Speaking of credit inquiries . . . credit inquiries (or the number of times you have had your credit pulled) does have an affect on your credit score. BUT, it is almost never the top thing affecting someone’s credit rating. In the grand scheme, or let me re-phrase that, in the grand-matrix of credit scoring, the credit model has to assume that an excessive number of inquiries means one of two things: either, one, the person continues to apply and get turned down for credit (and has to have more and more and more people pull their credit) or, two, they are desperate for credit and are looking to open up multiple accounts (to borrower as much as they can). If you are shopping for a mortgage, you need to have someone pull your credit as early in the process as possible. Waiting until the last minute to have your credit pulled (for fear of losing 4 or 5 points) makes very little sense (for too many reasons to go into here). However, once you have had one mortgage broker pull your credit and you know your credit rating, it is usually not necessary to have anyone else pull your credit until you are ready to move forward (to lock-in your rate, complete an application, etc.) If the mortgage person you are talking with will not or does not give you your credit rating, it is probably because they are afraid you will use that information to shop for a mortgage. And usually those people are afraid for a good reason.
4. A few points may make a HUGE difference . . . or it may make NO difference at all. Credit scores generally range from 400 to 850. In the mortgage world, a 660 credit score is considered average, 700 is considered excellent and anything below 580 is somewhere between difficult and very-difficult to get financing. At a credit score in the lower tiers (580 to 660), every point counts. On mortgage financing, the products available and the interest rate you may be able to qualify for is driven (partly) off of your credit score — and almost all 1st mortgage products have guideline minimums such as 580, 600, 620, 640, 660 or 680. On 2nd mortgage financing products, the credit score can be even more important. However, in most situations, at the higher tier of the credit scores (720+), there is absolutely no difference between a 720 credit score and an 820 credit score. Both are considered great credit and both are able to get the best rate and best terms for financing.

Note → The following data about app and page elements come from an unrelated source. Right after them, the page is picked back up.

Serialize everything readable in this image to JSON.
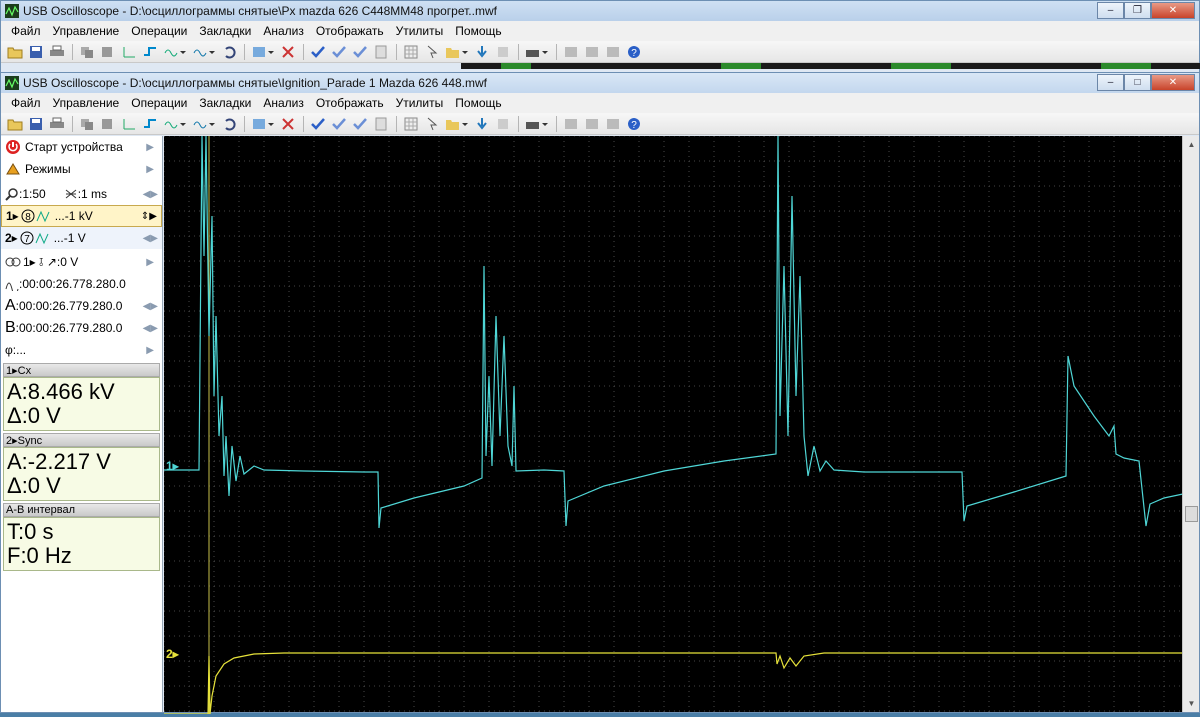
{
  "back_window": {
    "title": "USB Oscilloscope - D:\\осциллограммы снятые\\Px mazda 626 C448MM48 прогрет..mwf",
    "menu": [
      "Файл",
      "Управление",
      "Операции",
      "Закладки",
      "Анализ",
      "Отображать",
      "Утилиты",
      "Помощь"
    ]
  },
  "front_window": {
    "title": "USB Oscilloscope - D:\\осциллограммы снятые\\Ignition_Parade 1 Mazda 626 448.mwf",
    "menu": [
      "Файл",
      "Управление",
      "Операции",
      "Закладки",
      "Анализ",
      "Отображать",
      "Утилиты",
      "Помощь"
    ],
    "window_controls": {
      "minimize": "–",
      "maximize": "□",
      "close": "✕"
    }
  },
  "left_panel": {
    "start_device": "Старт устройства",
    "modes": "Режимы",
    "zoom": ":1:50",
    "timebase": ":1 ms",
    "ch1_label": "1▸",
    "ch1_scale": "...-1 kV",
    "ch2_label": "2▸",
    "ch2_scale": "...-1 V",
    "trigger": "1▸  ⫱ ↗:0 V",
    "trigger_time": ":00:00:26.778.280.0",
    "cursor_a": ":00:00:26.779.280.0",
    "cursor_b": ":00:00:26.779.280.0",
    "phi": "φ:...",
    "ch1_header": "1▸Cx",
    "ch1_a": "A:8.466 kV",
    "ch1_delta": "Δ:0 V",
    "ch2_header": "2▸Sync",
    "ch2_a": "A:-2.217 V",
    "ch2_delta": "Δ:0 V",
    "ab_header": "A-B интервал",
    "ab_t": "T:0 s",
    "ab_f": "F:0 Hz"
  },
  "plot": {
    "ch1_marker": "1▸",
    "ch2_marker": "2▸",
    "colors": {
      "ch1": "#4fd6d6",
      "ch2": "#e6e23a",
      "grid": "#5a5a5a",
      "background": "#000000"
    }
  }
}
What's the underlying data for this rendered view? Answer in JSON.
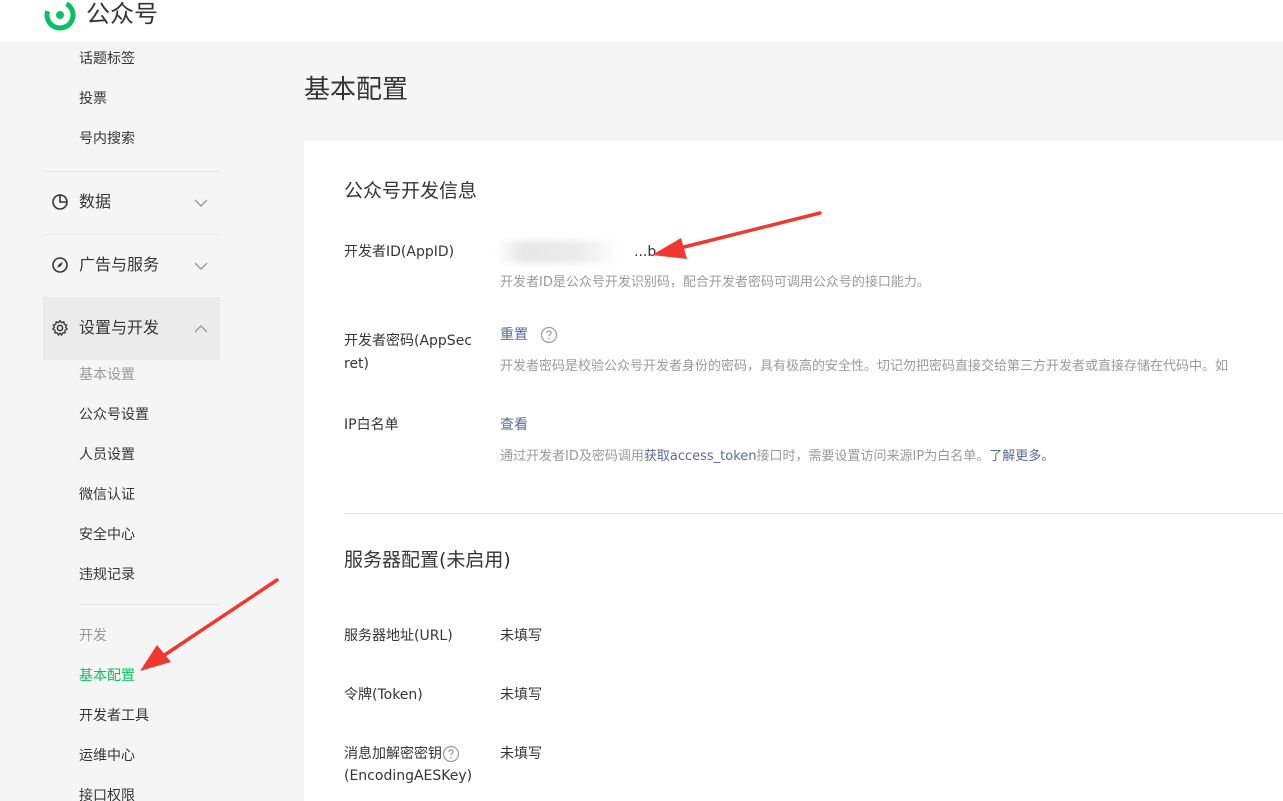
{
  "header": {
    "brand": "公众号"
  },
  "sidebar": {
    "top_items": [
      "话题标签",
      "投票",
      "号内搜索"
    ],
    "groups": [
      {
        "label": "数据",
        "icon": "pie-chart-icon",
        "expanded": false
      },
      {
        "label": "广告与服务",
        "icon": "compass-icon",
        "expanded": false
      },
      {
        "label": "设置与开发",
        "icon": "gear-icon",
        "expanded": true
      }
    ],
    "settings_items": [
      "基本设置",
      "公众号设置",
      "人员设置",
      "微信认证",
      "安全中心",
      "违规记录"
    ],
    "dev_items": [
      "开发",
      "基本配置",
      "开发者工具",
      "运维中心",
      "接口权限"
    ]
  },
  "main": {
    "page_title": "基本配置",
    "dev_info": {
      "title": "公众号开发信息",
      "appid_label": "开发者ID(AppID)",
      "appid_value": "...b",
      "appid_desc": "开发者ID是公众号开发识别码，配合开发者密码可调用公众号的接口能力。",
      "secret_label_1": "开发者密码(AppSec",
      "secret_label_2": "ret)",
      "secret_action": "重置",
      "secret_desc": "开发者密码是校验公众号开发者身份的密码，具有极高的安全性。切记勿把密码直接交给第三方开发者或直接存储在代码中。如",
      "ip_label": "IP白名单",
      "ip_action": "查看",
      "ip_desc_1": "通过开发者ID及密码调用",
      "ip_desc_link1": "获取access_token",
      "ip_desc_2": "接口时，需要设置访问来源IP为白名单。",
      "ip_desc_link2": "了解更多。"
    },
    "server": {
      "title": "服务器配置(未启用)",
      "url_label": "服务器地址(URL)",
      "url_value": "未填写",
      "token_label": "令牌(Token)",
      "token_value": "未填写",
      "aes_label_1": "消息加解密密钥",
      "aes_label_2": "(EncodingAESKey)",
      "aes_value": "未填写"
    }
  },
  "colors": {
    "accent_green": "#07c160",
    "link_blue": "#576b95",
    "arrow_red": "#f0382f"
  }
}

And as far as your credit and your credit score . . . you can take my advice or leave it . . . but remember (in the wise-words of Morpheus) ” . . . I can only show you the door. You’re the one that has to walk through it.” (Sometimes I even make my own self laugh — where do I come up with this stuff??)